■ Assignment ■
Would you write out every record that follows exactly, with the pictures left out?

Element data from apps and pages:
⟨
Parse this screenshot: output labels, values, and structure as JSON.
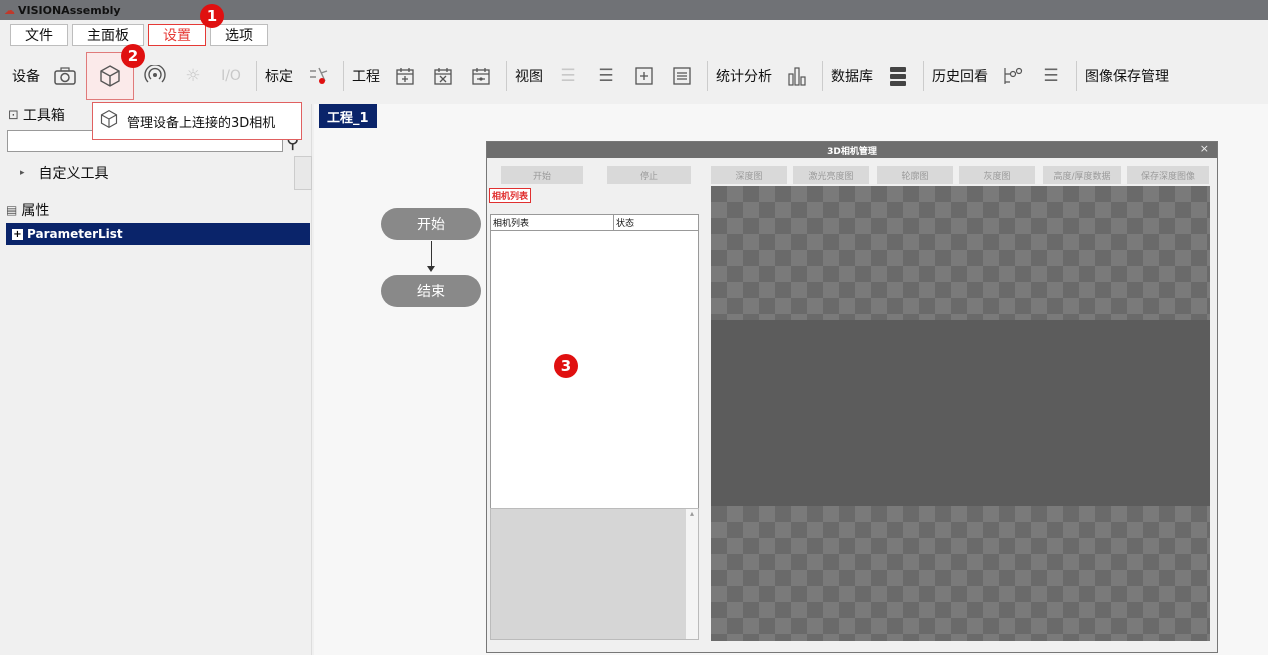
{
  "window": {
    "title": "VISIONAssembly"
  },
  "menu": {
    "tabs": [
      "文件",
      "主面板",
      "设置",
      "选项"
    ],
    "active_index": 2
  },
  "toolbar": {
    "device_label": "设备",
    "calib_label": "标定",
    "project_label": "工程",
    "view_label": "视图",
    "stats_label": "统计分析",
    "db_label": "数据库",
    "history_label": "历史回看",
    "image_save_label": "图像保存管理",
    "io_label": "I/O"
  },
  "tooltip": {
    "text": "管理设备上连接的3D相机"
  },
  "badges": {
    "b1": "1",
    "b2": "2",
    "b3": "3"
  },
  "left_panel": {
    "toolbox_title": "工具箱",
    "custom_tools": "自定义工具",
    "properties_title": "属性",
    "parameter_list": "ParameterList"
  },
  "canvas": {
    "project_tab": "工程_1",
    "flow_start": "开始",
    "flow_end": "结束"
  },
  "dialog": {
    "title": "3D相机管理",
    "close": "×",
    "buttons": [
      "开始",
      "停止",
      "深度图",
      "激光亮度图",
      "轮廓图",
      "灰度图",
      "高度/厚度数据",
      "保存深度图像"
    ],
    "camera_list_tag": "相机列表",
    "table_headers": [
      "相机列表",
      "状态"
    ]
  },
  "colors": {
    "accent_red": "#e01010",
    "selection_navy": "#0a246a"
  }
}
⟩
■ Exercise response ■
Parse this screenshot: output labels, values, and structure as JSON.
{
  "window": {
    "title": "VISIONAssembly"
  },
  "menu": {
    "tabs": [
      "文件",
      "主面板",
      "设置",
      "选项"
    ],
    "active_index": 2
  },
  "toolbar": {
    "device_label": "设备",
    "calib_label": "标定",
    "project_label": "工程",
    "view_label": "视图",
    "stats_label": "统计分析",
    "db_label": "数据库",
    "history_label": "历史回看",
    "image_save_label": "图像保存管理",
    "io_label": "I/O"
  },
  "tooltip": {
    "text": "管理设备上连接的3D相机"
  },
  "badges": {
    "b1": "1",
    "b2": "2",
    "b3": "3"
  },
  "left_panel": {
    "toolbox_title": "工具箱",
    "custom_tools": "自定义工具",
    "properties_title": "属性",
    "parameter_list": "ParameterList"
  },
  "canvas": {
    "project_tab": "工程_1",
    "flow_start": "开始",
    "flow_end": "结束"
  },
  "dialog": {
    "title": "3D相机管理",
    "close": "×",
    "buttons": [
      "开始",
      "停止",
      "深度图",
      "激光亮度图",
      "轮廓图",
      "灰度图",
      "高度/厚度数据",
      "保存深度图像"
    ],
    "camera_list_tag": "相机列表",
    "table_headers": [
      "相机列表",
      "状态"
    ]
  },
  "colors": {
    "accent_red": "#e01010",
    "selection_navy": "#0a246a"
  }
}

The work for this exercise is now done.